  • initiatives for improving school safety and the ability of school officials, staff, and professionals to identify and respond to mental health, substance abuse, and violence concerns.
  • steps to improve access and quality of mental health services to all Americans, particularly young adults and school-age children and teens, and to launch a national dialogue about mental health.

While noting that the vast majority of people with mental illness are not violent, the President stated that “recent mass shootings have highlighted how some cases of mental illness can develop into crisis situations if individuals do not receive proper treatment.”  He called on the nation to “do more than just keep guns out of the hands of people with serious mental illness,” asserting that “we need to identify mental health issues early and help individuals get the treatment they need before these dangerous situations develop.” Then, he announced a series of executive orders that directed:

  • the federal government to eliminate “unnecessary legal barriers” that prevent states from making relevant information, notably mental health information, available to the background check system due to misunderstanding or misapplication of the requirements of the Health Insurance Portability and Accountability Act (HIPAA).
  • the Centers for Disease Control to conduct research into the causes and prevention of gun violence as a public health issue.
  • the National Violent Death Reporting System to be expanded from the current 18 states to all 50 states so that anonymous details collected about the use of firearms in homicides or suicides can be better shared and understood.
  • federal agencies to clarify that no federal regulations prevent health care providers from reporting threats of violence to law enforcement and that no elements of the Affordable Care Act limit the ability of doctors to ask patients about the presence of guns or about gun safety as needed, especially when the patient—or family members—are young or show signs of mental illness.
  • federal agencies to expand training for law enforcement, first responders, and school officials to respond to an “active shooter” situation.

The President also ordered his Administration to follow through on timely completion of anticipated new regulations that support the implementation of the Affordable Care Act and the Mental Health Parity and Addiction Equity Act of 2008. He ordered that:

  • federal agencies complete and release long-awaited final regulations next month governing how private existing group plans that offer behavioral health benefits, as well as new private small-group and individual plans, must cover mental health and addiction treatment benefits at parity with other health benefits.  
  • the Department of Health and Human Services clarify the scope of mental health services that state Medicaid plans must cover, specifically that these plans must comply with mental health parity requirements.

In addition, the President recommended that Congress pass a range of steps to improve school safety and expand access to behavioral health professionals and services, including:

  • A call for $150 million for use by law enforcement or school districts to support the hiring of 1,000 new school resource officers and school counselors
  • A $50 million initiative to assist 8,000 schools in training teachers and staff how to implement evidence-based practices that foster a safer and nurturing school environment.
  • A call to reach 750,000 young people with a new initiative, Project AWARE (Advancing Wellness and Resilience in Education) that can help to identify individuals with mental illness early and enable their rapid referral to treatment.  Project AWARE has two key components:

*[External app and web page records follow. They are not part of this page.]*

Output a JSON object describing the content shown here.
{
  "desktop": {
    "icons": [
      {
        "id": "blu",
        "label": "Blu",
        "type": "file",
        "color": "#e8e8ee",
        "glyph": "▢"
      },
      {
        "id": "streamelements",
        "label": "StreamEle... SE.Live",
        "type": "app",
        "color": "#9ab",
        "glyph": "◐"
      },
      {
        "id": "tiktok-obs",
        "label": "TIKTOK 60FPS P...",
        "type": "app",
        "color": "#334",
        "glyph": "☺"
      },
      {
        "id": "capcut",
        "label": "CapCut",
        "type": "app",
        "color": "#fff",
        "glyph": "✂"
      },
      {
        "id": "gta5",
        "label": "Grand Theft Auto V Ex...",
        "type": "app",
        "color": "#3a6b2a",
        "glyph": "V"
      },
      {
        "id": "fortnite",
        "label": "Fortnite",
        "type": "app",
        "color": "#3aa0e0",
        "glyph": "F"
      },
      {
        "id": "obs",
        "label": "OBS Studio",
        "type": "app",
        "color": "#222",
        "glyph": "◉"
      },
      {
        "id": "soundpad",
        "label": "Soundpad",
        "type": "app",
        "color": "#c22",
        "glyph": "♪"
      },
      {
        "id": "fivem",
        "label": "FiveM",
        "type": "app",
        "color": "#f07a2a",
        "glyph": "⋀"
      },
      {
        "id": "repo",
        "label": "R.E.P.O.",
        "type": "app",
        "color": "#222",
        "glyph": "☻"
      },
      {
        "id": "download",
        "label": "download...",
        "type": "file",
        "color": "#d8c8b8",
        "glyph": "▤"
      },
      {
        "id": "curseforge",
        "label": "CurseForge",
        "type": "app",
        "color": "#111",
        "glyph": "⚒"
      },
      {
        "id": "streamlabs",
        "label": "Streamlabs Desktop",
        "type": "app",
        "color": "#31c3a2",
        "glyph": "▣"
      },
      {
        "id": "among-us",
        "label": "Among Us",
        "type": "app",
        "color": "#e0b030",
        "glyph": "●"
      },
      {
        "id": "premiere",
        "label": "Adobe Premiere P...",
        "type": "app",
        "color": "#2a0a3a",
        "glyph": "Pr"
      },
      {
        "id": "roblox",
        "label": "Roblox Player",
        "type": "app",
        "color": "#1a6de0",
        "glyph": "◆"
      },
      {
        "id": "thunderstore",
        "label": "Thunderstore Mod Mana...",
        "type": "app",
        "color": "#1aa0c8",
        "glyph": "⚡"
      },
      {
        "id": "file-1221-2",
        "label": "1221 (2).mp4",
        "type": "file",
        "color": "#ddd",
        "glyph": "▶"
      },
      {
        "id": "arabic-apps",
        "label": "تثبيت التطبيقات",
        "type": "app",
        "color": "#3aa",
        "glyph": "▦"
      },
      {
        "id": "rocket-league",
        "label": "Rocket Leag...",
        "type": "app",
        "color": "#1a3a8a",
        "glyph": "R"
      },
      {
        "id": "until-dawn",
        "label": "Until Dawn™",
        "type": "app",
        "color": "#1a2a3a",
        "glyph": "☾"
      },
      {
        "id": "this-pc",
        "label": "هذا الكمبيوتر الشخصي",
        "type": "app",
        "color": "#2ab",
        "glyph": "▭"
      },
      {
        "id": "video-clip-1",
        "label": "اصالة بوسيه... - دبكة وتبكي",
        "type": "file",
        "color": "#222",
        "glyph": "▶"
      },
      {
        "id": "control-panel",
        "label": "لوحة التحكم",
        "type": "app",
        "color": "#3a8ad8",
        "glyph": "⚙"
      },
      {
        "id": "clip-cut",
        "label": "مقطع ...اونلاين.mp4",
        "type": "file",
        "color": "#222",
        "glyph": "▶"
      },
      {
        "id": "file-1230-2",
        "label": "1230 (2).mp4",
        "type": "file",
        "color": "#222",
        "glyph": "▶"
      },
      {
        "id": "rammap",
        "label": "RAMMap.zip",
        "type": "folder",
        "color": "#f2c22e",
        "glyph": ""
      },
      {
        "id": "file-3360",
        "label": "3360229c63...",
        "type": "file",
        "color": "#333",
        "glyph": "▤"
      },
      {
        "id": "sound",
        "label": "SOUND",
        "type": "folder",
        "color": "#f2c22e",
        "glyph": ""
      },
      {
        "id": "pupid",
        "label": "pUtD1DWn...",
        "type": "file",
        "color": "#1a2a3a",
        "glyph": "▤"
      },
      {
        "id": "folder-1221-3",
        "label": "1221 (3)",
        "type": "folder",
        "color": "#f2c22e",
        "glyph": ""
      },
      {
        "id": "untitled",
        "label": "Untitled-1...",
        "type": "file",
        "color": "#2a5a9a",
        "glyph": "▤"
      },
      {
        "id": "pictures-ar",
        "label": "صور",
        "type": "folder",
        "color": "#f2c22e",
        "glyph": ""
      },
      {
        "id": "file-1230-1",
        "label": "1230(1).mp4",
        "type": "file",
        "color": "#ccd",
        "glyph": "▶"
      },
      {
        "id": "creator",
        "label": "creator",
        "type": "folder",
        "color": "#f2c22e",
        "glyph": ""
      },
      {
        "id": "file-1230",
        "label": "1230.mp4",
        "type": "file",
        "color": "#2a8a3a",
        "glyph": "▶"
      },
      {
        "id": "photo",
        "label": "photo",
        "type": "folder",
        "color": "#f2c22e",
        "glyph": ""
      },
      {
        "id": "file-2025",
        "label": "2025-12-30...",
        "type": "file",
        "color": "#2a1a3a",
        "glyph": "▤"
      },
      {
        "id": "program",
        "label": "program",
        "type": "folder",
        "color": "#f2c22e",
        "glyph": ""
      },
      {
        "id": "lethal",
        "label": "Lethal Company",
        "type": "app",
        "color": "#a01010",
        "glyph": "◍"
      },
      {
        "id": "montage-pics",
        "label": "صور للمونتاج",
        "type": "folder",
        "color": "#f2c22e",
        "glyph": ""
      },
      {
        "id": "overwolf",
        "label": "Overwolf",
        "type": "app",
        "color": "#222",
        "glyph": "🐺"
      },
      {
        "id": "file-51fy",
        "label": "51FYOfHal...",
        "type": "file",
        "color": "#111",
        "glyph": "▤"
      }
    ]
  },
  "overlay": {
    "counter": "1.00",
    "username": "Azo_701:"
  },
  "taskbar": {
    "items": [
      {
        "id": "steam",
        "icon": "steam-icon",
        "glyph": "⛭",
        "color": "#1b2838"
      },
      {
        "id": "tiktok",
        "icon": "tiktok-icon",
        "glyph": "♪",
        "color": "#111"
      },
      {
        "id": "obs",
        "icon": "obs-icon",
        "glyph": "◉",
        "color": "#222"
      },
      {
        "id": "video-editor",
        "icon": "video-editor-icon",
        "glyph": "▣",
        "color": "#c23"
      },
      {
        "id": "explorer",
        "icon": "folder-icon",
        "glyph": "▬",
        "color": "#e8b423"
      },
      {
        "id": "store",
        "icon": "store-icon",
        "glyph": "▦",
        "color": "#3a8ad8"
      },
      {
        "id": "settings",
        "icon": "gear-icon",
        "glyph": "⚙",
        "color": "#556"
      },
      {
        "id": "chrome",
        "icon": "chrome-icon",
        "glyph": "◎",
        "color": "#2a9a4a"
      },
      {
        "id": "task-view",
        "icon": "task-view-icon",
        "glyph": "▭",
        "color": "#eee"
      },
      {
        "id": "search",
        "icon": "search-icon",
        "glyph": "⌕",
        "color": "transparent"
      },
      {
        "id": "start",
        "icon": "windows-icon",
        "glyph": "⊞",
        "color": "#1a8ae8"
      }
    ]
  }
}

—a $15 million grant would support “Mental Health First Aid” training for teachers and other adults who interact with young people that would help them to detect and respond to mental illness in young people and encourage them and their families to locate and seek treatment.   

—a $40 million grant to ensure that school districts can work with law enforcement, mental health agencies, or other local organizations to assure that students with mental health or behavioral issues are referred to appropriate and needed services.